When olive trees are left unpruned they grow quite large which makes it difficult to harvest the fruit. Try tidying up a tree that has been left unpruned for a number of years. “This will encourage more fruit and also highlight its beautiful natural form.” The aim is to have an even, balanced canopy.
Timing is important. Hard pruning an olive tree in late winter or early spring will encourage a flush of new growth which defeats the purpose of the prune. It’s better to give the hard prune when the tree has finished fruiting – at the end of autumn or in early winter. It’s even better to give the tree a light prune each year to keep the canopy in check. Most olive varieties produce a heavy crop every other year and this helps to even out the fruit production.
- Prune off suckers – as they rob the canopy of water and nutrients.
- Remove dead, damaged or crossing branches.

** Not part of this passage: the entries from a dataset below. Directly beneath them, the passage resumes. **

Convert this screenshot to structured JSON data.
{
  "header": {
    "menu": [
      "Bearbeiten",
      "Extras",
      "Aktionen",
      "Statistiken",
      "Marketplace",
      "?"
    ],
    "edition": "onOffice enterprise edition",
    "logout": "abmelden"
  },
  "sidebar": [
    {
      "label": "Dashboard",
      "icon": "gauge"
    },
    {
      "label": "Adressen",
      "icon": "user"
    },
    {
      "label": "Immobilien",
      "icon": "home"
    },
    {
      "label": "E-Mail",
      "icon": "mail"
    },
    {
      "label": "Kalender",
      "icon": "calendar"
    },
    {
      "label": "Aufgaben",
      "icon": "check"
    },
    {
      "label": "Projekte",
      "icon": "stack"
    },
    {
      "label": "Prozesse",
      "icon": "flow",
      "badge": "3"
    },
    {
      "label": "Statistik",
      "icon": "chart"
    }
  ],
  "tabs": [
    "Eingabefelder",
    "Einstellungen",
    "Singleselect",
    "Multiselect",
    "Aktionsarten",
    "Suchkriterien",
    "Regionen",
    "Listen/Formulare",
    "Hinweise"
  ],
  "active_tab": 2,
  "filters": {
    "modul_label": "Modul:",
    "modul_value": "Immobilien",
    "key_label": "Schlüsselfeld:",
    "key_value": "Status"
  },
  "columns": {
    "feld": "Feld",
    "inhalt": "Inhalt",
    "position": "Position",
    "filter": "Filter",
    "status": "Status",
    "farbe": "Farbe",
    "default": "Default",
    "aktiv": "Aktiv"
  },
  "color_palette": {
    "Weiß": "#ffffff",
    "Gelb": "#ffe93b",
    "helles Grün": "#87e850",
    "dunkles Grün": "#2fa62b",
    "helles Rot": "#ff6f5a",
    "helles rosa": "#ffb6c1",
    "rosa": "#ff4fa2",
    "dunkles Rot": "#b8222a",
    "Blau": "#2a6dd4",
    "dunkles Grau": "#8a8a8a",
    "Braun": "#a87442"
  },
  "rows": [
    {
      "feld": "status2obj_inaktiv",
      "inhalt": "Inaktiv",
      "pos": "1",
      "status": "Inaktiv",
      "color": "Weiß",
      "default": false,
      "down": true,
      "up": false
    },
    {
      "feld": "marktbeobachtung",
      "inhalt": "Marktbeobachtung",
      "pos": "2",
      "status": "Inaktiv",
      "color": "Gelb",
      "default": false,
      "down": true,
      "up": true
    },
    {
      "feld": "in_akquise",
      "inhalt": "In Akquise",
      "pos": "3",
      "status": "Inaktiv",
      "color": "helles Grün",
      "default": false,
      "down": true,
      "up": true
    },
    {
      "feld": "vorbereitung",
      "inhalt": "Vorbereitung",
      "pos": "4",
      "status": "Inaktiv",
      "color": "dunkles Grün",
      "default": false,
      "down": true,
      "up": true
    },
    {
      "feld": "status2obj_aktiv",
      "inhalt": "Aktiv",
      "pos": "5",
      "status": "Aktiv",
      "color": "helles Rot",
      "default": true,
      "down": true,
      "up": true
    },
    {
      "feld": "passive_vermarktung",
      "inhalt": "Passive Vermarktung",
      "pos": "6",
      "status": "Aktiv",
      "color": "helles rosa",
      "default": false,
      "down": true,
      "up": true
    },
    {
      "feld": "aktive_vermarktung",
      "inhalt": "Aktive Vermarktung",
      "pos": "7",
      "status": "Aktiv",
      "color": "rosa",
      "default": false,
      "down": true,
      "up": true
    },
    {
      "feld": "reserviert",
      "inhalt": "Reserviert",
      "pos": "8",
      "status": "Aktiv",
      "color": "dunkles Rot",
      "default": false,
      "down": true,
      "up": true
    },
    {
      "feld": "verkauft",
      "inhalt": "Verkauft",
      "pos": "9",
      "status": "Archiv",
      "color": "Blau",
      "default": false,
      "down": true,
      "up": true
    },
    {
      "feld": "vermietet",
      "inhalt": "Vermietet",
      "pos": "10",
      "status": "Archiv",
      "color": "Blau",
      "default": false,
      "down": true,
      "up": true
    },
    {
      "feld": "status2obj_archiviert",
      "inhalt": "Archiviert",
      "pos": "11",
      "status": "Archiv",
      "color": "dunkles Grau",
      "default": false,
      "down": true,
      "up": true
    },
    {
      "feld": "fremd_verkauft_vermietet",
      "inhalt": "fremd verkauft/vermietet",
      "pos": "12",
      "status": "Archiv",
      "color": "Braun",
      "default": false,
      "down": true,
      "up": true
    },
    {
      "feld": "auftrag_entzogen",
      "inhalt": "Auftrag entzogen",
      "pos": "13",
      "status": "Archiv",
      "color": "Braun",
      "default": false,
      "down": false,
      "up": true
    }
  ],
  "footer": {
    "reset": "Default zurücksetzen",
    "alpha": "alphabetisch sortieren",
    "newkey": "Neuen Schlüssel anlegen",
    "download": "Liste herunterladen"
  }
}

- If the tree is overgrown, reduce the main leaders by about a quarter. Branches may be removed entirely to allow in more air and light.